ii. Verifying continued conformance to requirements
iii. Ensuring accountability is maintained and changes are managed
c. Change management:
i. Knowledge of current project change control processes
ii. Recording and reporting each change
iii. Assessing the value and impact of the changes on the configuration items
iv. Communicating the changes to stakeholders
d. Configuration verification and auditing to ensure performance and functional requirements have
Standard for Configuration Management is
available free of charge to PMI members, see: https://www.pmi.org/pmbok-guide-standards/framework
Systems Engineering: Is an approach that can assist in the design of the project's scope in complex situations. Systems engineering can be thought of as the principles and methods related to the successful engineering of systems, to meet stakeholder requirements and to maximize value. Systems engineering is problem-independent, and solution/technology-independent. See WP: Systems Thinking.
Front End Loading / Planning: refers to an increased focus on early planning and analysis to the defined scope is capable of achieving the desired outcomes for cost, schedule, and operating performance. It is the project phase that encompasses activities such as feasibility, concept, and detailed scope definition. Note that front end loading has many other equivalent and associated terms, including front end planning, advance planning, pre-project planning, schematic design, and design development. This approach is commonly used on major construction and engineering projects - see more.

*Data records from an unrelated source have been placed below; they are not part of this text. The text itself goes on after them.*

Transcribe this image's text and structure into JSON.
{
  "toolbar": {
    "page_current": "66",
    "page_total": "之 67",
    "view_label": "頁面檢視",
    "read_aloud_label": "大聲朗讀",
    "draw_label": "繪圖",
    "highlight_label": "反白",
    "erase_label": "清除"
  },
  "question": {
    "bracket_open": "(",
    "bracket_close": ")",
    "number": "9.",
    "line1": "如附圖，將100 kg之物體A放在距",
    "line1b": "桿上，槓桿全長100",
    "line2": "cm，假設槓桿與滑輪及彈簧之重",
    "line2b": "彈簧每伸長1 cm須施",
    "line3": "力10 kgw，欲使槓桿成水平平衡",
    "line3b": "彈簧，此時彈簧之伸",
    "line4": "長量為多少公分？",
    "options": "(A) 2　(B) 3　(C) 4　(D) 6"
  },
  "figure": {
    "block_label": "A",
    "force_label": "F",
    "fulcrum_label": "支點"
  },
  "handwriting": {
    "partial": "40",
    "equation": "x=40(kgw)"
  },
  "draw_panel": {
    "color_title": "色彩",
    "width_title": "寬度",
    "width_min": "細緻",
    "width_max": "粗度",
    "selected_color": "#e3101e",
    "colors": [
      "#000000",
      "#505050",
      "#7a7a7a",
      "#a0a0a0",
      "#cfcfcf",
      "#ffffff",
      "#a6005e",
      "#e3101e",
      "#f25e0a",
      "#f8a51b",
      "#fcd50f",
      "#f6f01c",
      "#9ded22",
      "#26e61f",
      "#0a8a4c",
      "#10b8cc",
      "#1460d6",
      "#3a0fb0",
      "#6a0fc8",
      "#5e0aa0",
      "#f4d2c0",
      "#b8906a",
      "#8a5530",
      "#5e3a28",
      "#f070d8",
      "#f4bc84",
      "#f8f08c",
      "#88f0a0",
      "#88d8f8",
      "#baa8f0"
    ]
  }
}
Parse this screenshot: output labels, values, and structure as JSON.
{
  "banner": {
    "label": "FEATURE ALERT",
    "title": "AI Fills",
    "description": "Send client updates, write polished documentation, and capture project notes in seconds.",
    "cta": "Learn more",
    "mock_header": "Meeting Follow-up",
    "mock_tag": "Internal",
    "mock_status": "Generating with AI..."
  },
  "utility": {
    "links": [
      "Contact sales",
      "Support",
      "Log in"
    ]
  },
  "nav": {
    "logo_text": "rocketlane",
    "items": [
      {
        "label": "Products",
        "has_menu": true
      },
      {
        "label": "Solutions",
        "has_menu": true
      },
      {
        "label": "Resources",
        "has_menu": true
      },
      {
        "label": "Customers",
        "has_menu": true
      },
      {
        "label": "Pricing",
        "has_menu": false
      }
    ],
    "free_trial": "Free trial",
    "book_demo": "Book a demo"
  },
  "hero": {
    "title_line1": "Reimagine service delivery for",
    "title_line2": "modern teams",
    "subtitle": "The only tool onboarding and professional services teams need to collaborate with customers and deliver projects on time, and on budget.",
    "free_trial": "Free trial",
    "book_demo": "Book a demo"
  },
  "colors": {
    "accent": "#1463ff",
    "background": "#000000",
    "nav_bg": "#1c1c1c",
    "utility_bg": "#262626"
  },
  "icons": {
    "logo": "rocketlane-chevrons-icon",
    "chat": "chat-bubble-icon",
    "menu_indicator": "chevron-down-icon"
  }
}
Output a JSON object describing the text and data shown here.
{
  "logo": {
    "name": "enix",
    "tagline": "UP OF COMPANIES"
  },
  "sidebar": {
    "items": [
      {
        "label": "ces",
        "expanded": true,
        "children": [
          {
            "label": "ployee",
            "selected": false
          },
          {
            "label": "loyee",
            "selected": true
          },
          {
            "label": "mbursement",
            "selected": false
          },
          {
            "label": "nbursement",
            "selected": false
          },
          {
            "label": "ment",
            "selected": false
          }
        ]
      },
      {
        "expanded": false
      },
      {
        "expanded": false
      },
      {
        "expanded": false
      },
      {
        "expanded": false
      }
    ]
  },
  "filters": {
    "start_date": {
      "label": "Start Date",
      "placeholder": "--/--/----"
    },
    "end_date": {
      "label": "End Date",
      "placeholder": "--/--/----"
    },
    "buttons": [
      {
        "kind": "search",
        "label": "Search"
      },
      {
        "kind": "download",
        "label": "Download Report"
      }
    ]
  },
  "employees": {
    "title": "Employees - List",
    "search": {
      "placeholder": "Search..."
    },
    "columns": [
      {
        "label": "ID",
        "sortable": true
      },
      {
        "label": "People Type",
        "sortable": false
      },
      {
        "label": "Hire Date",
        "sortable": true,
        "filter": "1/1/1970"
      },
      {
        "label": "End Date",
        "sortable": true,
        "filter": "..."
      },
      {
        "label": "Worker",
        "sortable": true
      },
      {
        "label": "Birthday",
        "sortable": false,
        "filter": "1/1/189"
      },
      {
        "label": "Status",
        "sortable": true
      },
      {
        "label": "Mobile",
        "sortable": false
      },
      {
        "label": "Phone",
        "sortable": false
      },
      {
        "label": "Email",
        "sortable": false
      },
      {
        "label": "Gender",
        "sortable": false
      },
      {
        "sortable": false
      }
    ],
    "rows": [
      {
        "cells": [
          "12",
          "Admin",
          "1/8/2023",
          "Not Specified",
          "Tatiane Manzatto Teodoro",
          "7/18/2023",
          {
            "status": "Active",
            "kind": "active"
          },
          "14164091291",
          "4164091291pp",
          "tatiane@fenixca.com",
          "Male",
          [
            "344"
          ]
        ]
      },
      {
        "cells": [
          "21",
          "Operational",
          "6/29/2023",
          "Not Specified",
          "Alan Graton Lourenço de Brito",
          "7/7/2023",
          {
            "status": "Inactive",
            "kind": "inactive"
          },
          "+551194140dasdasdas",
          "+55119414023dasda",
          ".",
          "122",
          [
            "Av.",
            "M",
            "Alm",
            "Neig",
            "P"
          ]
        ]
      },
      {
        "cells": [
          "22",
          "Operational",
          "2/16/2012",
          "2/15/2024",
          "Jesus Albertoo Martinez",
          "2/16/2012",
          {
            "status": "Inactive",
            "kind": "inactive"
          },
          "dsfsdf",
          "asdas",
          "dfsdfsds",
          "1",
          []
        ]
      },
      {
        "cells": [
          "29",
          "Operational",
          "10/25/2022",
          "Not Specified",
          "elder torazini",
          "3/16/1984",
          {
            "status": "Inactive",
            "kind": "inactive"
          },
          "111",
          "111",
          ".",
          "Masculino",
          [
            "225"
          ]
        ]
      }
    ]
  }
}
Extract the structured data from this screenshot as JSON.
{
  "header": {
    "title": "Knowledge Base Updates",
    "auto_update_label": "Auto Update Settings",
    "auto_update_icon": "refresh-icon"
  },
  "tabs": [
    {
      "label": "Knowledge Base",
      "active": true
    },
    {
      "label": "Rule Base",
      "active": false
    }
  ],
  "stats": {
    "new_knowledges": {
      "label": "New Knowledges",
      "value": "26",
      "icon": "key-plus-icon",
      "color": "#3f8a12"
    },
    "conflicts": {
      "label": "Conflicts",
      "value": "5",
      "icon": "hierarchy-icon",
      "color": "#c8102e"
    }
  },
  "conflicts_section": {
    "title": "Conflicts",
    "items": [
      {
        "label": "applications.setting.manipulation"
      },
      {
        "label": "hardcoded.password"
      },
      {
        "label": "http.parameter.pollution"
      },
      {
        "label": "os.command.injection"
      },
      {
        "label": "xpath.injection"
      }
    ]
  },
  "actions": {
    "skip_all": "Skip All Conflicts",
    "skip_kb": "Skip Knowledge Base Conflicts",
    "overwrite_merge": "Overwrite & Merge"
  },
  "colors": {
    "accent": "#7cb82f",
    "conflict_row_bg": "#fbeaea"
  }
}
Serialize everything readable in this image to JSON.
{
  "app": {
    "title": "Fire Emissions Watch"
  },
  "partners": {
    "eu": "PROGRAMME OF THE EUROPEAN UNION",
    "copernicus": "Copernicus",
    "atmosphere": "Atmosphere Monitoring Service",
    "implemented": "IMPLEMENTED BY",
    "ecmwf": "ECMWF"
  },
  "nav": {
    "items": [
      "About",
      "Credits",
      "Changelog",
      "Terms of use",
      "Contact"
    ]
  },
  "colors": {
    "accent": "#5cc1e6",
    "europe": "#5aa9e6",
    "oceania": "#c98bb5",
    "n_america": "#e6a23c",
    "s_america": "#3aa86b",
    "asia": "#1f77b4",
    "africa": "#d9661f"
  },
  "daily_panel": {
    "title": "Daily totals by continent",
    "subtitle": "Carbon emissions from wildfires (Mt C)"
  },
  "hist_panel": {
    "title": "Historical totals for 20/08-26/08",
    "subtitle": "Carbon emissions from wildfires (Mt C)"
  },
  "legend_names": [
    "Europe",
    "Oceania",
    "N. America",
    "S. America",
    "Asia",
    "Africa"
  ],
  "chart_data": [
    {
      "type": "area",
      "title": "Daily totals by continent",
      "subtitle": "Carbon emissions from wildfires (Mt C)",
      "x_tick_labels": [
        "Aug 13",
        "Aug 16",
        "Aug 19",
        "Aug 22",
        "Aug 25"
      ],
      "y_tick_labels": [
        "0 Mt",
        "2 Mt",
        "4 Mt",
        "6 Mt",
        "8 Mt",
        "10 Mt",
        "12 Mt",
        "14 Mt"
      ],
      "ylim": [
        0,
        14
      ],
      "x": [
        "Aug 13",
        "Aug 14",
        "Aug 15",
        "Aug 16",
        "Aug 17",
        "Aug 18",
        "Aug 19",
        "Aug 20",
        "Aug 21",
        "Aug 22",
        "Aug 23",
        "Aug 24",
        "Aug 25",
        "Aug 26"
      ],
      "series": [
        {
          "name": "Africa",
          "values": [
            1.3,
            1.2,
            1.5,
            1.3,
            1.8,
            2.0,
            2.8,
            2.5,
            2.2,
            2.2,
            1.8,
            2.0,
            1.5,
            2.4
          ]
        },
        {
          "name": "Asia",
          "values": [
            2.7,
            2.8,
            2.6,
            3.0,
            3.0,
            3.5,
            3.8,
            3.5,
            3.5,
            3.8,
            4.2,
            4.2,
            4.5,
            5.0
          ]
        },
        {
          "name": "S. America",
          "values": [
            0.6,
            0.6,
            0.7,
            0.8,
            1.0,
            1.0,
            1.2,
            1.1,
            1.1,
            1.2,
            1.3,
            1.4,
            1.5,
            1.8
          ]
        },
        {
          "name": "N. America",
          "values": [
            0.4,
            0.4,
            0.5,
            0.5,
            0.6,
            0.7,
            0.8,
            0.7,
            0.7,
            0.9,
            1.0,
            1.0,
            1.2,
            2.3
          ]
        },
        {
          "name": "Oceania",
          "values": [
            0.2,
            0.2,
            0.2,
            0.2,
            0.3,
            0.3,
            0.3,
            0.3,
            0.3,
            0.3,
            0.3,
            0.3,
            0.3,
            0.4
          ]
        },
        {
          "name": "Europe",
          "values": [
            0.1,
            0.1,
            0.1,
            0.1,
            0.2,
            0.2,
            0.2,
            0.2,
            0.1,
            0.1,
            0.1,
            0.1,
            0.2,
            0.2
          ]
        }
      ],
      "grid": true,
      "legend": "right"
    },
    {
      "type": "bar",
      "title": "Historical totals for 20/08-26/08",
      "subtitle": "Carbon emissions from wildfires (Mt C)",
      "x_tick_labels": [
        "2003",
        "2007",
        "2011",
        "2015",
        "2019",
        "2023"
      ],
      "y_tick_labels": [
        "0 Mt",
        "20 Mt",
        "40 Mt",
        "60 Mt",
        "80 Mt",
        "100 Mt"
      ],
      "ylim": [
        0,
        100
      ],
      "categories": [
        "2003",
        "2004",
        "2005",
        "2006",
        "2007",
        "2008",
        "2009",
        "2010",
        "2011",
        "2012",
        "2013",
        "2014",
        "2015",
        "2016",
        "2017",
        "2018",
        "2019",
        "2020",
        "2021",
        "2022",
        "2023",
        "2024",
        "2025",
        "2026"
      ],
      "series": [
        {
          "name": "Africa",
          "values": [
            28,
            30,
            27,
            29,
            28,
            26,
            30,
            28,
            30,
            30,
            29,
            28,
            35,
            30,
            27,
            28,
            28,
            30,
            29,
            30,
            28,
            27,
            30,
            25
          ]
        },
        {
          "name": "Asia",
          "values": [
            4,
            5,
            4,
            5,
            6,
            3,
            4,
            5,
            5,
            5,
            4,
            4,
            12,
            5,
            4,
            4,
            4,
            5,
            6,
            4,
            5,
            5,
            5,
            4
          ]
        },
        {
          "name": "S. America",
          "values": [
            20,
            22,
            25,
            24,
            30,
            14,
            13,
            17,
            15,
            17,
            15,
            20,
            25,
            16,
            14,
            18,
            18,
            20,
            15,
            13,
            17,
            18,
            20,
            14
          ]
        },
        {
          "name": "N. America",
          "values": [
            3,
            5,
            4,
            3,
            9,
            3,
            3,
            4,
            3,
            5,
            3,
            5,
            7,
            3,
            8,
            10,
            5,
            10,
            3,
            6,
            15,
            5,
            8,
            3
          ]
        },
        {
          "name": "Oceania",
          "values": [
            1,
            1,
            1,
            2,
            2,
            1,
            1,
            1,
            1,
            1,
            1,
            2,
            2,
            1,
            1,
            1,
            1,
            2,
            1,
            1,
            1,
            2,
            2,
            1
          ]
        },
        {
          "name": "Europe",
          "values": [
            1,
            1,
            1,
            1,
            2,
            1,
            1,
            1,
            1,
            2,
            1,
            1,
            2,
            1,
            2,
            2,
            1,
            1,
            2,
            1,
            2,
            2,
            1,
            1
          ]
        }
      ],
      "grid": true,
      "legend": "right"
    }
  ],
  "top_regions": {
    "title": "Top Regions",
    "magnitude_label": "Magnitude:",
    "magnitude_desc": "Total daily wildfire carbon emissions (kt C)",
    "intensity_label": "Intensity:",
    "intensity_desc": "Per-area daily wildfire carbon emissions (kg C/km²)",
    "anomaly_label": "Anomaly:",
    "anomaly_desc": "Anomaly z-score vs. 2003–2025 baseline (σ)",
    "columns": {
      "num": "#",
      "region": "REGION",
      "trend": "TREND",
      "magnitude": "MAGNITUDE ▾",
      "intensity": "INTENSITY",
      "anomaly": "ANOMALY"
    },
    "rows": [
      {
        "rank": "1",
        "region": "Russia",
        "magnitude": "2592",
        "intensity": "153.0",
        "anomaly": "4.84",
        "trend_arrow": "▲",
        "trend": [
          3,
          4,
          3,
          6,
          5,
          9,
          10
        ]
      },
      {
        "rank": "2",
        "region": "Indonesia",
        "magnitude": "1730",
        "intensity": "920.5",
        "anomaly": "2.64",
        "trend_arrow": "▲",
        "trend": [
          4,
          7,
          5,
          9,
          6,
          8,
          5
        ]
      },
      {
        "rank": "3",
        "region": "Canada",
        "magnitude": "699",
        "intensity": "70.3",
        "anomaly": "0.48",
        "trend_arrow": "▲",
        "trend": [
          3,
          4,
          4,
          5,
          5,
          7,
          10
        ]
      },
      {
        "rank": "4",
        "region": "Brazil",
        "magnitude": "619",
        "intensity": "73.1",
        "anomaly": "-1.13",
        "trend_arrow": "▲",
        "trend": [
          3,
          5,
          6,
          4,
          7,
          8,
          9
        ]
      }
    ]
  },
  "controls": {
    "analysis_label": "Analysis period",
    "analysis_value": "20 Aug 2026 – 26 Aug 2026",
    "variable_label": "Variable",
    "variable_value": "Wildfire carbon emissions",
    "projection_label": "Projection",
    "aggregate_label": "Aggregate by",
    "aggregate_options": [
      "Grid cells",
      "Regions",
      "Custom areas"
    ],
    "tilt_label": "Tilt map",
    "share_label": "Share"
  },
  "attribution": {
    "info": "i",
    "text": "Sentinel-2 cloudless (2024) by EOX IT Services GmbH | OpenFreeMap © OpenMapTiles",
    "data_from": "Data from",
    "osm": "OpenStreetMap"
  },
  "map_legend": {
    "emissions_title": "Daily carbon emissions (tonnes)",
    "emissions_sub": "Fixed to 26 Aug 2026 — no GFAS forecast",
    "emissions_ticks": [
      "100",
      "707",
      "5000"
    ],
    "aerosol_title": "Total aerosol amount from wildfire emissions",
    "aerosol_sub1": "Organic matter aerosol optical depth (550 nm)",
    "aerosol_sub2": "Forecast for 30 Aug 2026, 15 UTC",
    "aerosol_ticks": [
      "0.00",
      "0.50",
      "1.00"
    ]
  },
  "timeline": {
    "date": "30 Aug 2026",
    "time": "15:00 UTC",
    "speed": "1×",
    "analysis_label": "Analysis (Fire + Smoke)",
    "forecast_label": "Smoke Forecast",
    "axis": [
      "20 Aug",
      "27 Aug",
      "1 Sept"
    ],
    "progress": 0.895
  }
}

WP: Work Breakdown Structures. Developing and using a Work Breakdown Structure (WBS).
Practice Standard for WBS is available free
of charge to PMI members. The third edition applies the
WBS to the predictive, iterative, incremental, and agile
project life cycles; it also explores several different
types of decomposition in practice today.
Other breakdown structures:
Art: Breakdown Structures Revisited. Details of some of the different types of Breakdown Structure in use today; RBS, OBS, CBS, PBS and others.
Art: PBS -v- WBS, is
there a difference? The key differences
between, and uses of, the Work Breakdown Structure and the
Product Breakdown Structure. This article is based on an
APM (UK) publication, download: APM web briefing - Use of Product
Breakdown Structures and Work Breakdown Structures.
verification = ensuring the deliverables are of an
appropriate quality and complete.
This is a quality assurance function - click through to see more.
Scope validation = acceptance of the scope by the client. Validation usually precedes the transfer of the deliverable to the client.
WP: V&V = the Verification and Validation of Deliverables. V&V should be a planned, on-going function that leads to the final acceptance of the project's deliverables by the client.
PMI Practice Standard for Work Breakdown Structures is available free of charge to PMI members: https://www.pmi.org/pmbok-guide-standards/framework
Configuration Management: Processes to establish and maintain consistency of a product's performance, function and physical attributes with its requirements, design and operational information; throughout the products life. PMI's Practice Standard for Project Configuration Management is available free of charge to PMI members: https://www.pmi.org/pmbok-guide-standards/framework
ISO Standard (with Australian adoption)
- ISO 21511:2018 – Work breakdown structures for project and programme management
(AS ISO 21511:2022)